There are many areas that bring about their own issues when your child has ADHD, including:
It is difficult when things are going wrong, but it is important to remember a child with ADHD cannot help their behaviour. People with ADHD find it difficult to suppress impulses, which means they do not stop to consider a situation or the consequences before they act.
Plan the day so your child knows what to expect. Set routines can make a difference to how a child with ADHD copes with everyday life. If your child has to get ready for school, for example, break it down into structured steps so they know what the daily chores are.
Make sure everyone knows what behaviour is expected and reinforce positive behaviour with immediate praise or rewards. Be clear, using enforceable consequences if boundaries are overstepped (such as taking away a privilege) and follow these through consistently.
Give specific praise. Instead of saying a general, "Thanks for doing that," you could say, "You washed the dishes really well. Thank you." Your child will know you are pleased, and why.
If you are asking your child to do something, give brief instructions and be specific. Instead of asking, "Can you tidy your bedroom?" say, "Please put the Lego into the box and put the books back onto the shelf." This allows your child to achieve and creates opportunities for praise when they get it right.
Set up your own incentive scheme using a points chart or star chart so good behaviour can earn a privilege. For example, behaving well on a shopping trip will earn your child time on the computer or a game of something.
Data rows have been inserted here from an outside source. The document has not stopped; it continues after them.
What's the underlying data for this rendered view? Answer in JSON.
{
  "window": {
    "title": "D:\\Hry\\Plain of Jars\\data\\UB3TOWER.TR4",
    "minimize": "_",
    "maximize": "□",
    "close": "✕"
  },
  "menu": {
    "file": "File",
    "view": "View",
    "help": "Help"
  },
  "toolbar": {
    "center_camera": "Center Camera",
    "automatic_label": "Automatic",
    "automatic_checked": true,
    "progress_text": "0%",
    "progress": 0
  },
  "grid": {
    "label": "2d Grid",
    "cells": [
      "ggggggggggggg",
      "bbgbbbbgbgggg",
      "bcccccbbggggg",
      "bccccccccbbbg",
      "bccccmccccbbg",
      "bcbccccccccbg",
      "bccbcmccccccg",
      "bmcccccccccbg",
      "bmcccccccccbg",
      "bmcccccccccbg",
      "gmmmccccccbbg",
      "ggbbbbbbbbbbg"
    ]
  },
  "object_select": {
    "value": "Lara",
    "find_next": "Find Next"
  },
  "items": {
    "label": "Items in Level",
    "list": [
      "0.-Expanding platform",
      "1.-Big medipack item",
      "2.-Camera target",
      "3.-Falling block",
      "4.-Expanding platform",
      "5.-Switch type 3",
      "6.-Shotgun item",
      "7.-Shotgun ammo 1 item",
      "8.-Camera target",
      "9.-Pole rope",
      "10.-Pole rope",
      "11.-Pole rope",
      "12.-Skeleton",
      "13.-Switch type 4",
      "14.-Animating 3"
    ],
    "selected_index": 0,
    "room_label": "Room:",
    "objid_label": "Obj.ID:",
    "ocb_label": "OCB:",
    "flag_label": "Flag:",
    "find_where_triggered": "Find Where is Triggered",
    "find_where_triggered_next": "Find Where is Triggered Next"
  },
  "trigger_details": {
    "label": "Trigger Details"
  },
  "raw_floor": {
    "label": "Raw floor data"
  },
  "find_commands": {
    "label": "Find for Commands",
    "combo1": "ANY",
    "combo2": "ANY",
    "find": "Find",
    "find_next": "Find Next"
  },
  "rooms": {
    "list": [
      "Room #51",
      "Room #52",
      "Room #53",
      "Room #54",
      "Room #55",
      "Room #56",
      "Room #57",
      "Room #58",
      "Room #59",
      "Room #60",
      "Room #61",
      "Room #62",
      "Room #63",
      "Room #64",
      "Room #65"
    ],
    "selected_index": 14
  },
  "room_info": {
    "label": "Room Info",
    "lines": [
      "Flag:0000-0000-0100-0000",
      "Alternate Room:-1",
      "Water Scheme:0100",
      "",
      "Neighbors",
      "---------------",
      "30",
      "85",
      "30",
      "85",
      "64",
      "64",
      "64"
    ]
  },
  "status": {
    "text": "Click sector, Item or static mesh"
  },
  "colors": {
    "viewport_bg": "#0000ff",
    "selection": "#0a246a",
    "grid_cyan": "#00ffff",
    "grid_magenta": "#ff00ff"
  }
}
Involve your child in it and allow them to help decide what the privileges will be.
These charts need regular changes or they become boring. Targets should be:
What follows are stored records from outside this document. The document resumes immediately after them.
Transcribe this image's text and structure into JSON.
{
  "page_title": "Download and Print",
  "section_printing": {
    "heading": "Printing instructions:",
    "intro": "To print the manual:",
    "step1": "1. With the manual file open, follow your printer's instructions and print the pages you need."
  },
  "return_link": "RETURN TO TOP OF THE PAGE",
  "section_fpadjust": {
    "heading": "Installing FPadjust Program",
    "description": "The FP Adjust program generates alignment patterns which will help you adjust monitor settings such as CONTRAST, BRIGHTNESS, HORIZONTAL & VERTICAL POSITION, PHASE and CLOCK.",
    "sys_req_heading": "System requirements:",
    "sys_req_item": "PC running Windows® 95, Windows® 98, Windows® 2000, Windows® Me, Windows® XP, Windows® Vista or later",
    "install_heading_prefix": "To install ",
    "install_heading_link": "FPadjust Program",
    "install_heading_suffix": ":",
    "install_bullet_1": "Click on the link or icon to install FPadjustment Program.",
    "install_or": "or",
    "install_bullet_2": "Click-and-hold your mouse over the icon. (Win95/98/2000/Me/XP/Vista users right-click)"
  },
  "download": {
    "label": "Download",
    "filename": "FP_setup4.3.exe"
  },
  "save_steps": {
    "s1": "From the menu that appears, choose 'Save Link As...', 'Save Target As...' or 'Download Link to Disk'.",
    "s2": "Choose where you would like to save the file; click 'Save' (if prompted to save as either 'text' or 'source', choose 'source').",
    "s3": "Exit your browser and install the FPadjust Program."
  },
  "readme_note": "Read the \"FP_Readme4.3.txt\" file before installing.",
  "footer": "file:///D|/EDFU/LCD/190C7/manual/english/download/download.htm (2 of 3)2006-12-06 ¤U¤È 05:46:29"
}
Try to focus on just one or two behaviours at once.
Watch for warning signs. If your child looks like they are becoming frustrated, overstimulated and about to lose self-control, intervene. Distract your child if possible, by taking them away from the situation, which may calm your child down.
Keep social situations short and sweet. Invite friends to play, but keep playtimes short so your child does not lose self-control. Do not aim to do this when your child is feeling low (for example, when they are feeling tired or hungry after a day at school).
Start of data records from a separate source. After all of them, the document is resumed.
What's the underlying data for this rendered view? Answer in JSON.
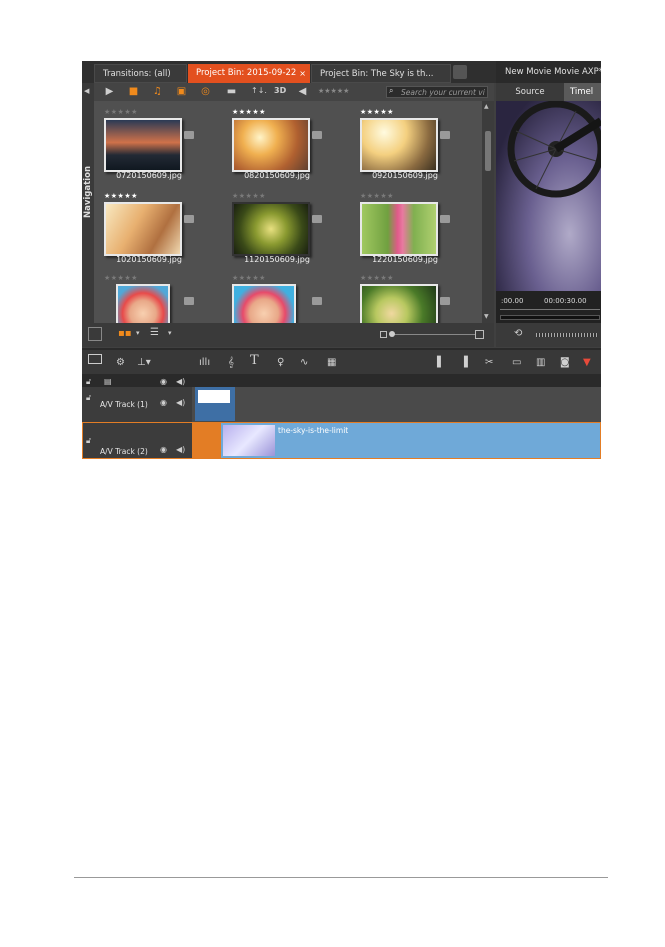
{
  "library": {
    "tabs": [
      {
        "label": "Transitions: (all)"
      },
      {
        "label": "Project Bin: 2015-09-22",
        "close": "×"
      },
      {
        "label": "Project Bin: The Sky is th..."
      }
    ],
    "toolbar": {
      "sort_label": "↑↓.",
      "stereo_label": "3D",
      "rating_filter": "★★★★★",
      "search_placeholder": "Search your current vi"
    },
    "navigation_label": "Navigation",
    "items": [
      {
        "name": "0720150609.jpg",
        "stars": "★★★★★",
        "rated": false
      },
      {
        "name": "0820150609.jpg",
        "stars": "★★★★★",
        "rated": true
      },
      {
        "name": "0920150609.jpg",
        "stars": "★★★★★",
        "rated": true
      },
      {
        "name": "1020150609.jpg",
        "stars": "★★★★★",
        "rated": true
      },
      {
        "name": "1120150609.jpg",
        "stars": "★★★★★",
        "rated": false
      },
      {
        "name": "1220150609.jpg",
        "stars": "★★★★★",
        "rated": false
      },
      {
        "name": "",
        "stars": "★★★★★",
        "rated": false
      },
      {
        "name": "",
        "stars": "★★★★★",
        "rated": false
      },
      {
        "name": "",
        "stars": "★★★★★",
        "rated": false
      }
    ]
  },
  "preview": {
    "title": "New Movie Movie AXP*",
    "tab_source": "Source",
    "tab_timeline": "Timel",
    "timecode_start": ":00.00",
    "timecode_mid": "00:00:30.00"
  },
  "timeline": {
    "tracks": [
      {
        "name": "A/V Track (1)"
      },
      {
        "name": "A/V Track (2)"
      }
    ],
    "clip_label": "the-sky-is-the-limit"
  },
  "colors": {
    "accent_orange": "#e3501f",
    "track_selected": "#e37d25",
    "clip_blue": "#6fa9d8"
  }
}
Make sure your child gets lots of physical activity during the day. Walking, skipping and playing sport can help your child wear themselves out and improve their quality of sleep. Make sure they are not doing anything too strenuous or exciting near to bedtime.
Read more about health and fitness including information on getting active, and how much activity you and your child should be doing, on the Active Scotland website.
Keep an eye on what your child eats. If your child is hyperactive after eating certain foods, which may contain additives or caffeine, keep a diary of these and discuss with your GP.
Find out more about healthy eating on the Eat Better Feel Better website.
Stick to a routine. Make sure your child goes to bed at the same time each night and gets up at the same time in the morning. Avoid overstimulating activities in the hours before bedtime, such as computer games or watching TV.
Sleep problems and ADHD can be a vicious circle. ADHD can lead to sleep problems, which in turn can make ADHD symptoms worse. Many children with ADHD will repeatedly get up after being put to bed and have interrupted sleep patterns. Trying a sleep-friendly routine can help your child and make bedtime less of a battleground.